ISLAM has overtaken Roman Catholicism as the biggest single religious denomination in the world, according to new figures.
In its newly-released 2008 yearbook of statistics, the Vatican claims Muslims now make up 19.2 per cent of the world's population with Catholics at 17.4 per cent.
In the Vatican newspaper, L'Osservatore Romano, Monsignor Vittorio Formenti, wrote: "For the first time in history we are no longer at the top: the Muslims have overtaken us."
However, he said that if all Christian groups were considered, including Orthodox churches, Anglicans and Protestants, then Christians made up 33 per cent of the world's population – or about two billion people.
The Vatican recently put the number of Catholics in the world at 1.13 billion. It did not provide a figure for Muslims, estimated at about 1.3 billion.
Numbers for other major world religions include an estimated 785 million Hindus, 360 million Buddhists and 17 million Jews.
Mgr Formenti said that while the number of Catholics as a proportion of the world's population was fairly stable, the percentage of Muslims was growing because of higher birth rates.
However, Bashir Maan, convenor of the Muslim Council of Scotland, said he thought that Islam was probably the largest religion in the world.
And he said it was not just down to higher birth rates, but because more people were converting to Islam.
"It is difficult to get a true figure of the number of Muslims in the world because trying to establish numbers in underdeveloped Muslim countries is very difficult.
"But if proper figures could be obtained from those countries then I think it would show Islam as the largest religion in the world."
He said that people were attracted to the religion looking for "spiritualism". He conceded that recent terror attacks had turned many people against Islam – but added the religion had benefited from other people studying the religion to find out its true message.
"These people are discovering a tolerant and accommodating religion," he said.
A spokesman for the Catholic Church in Scotland said it was important to look beyond the figures.
"While it is a little unseemly to swap figures, a more realistic comparison would be between the Christian population of the world and the Muslim population, a comparison which would show the Christian world to be significantly bigger," he said.

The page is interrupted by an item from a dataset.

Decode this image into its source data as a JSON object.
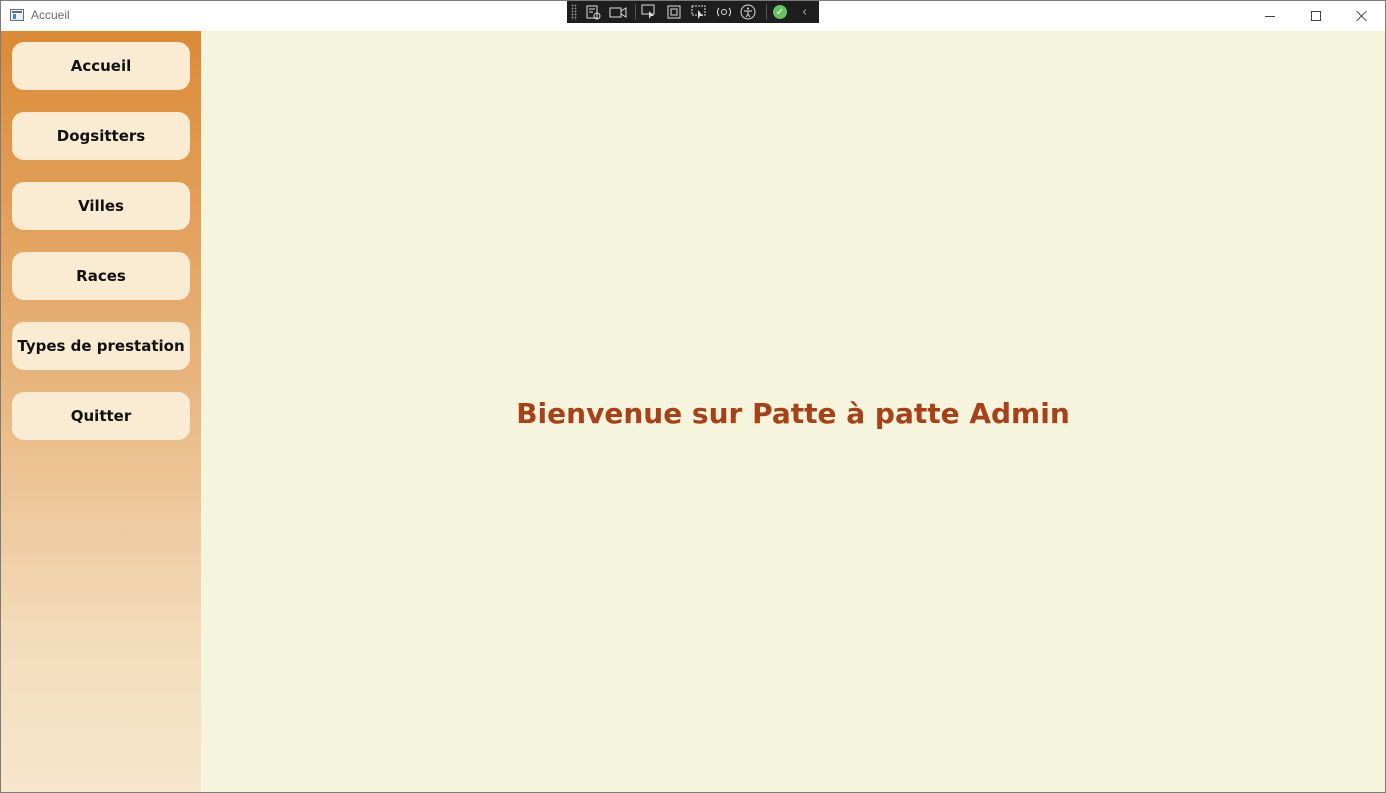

He added: "Christianity and Islam are both 'religions of the Book' – they share their origins in the Old Testament – and although there are some hot spots of tension in the world, there is also a wide area of common concern for Christians and Muslims, especially on such issues as the family and the sacredness of life."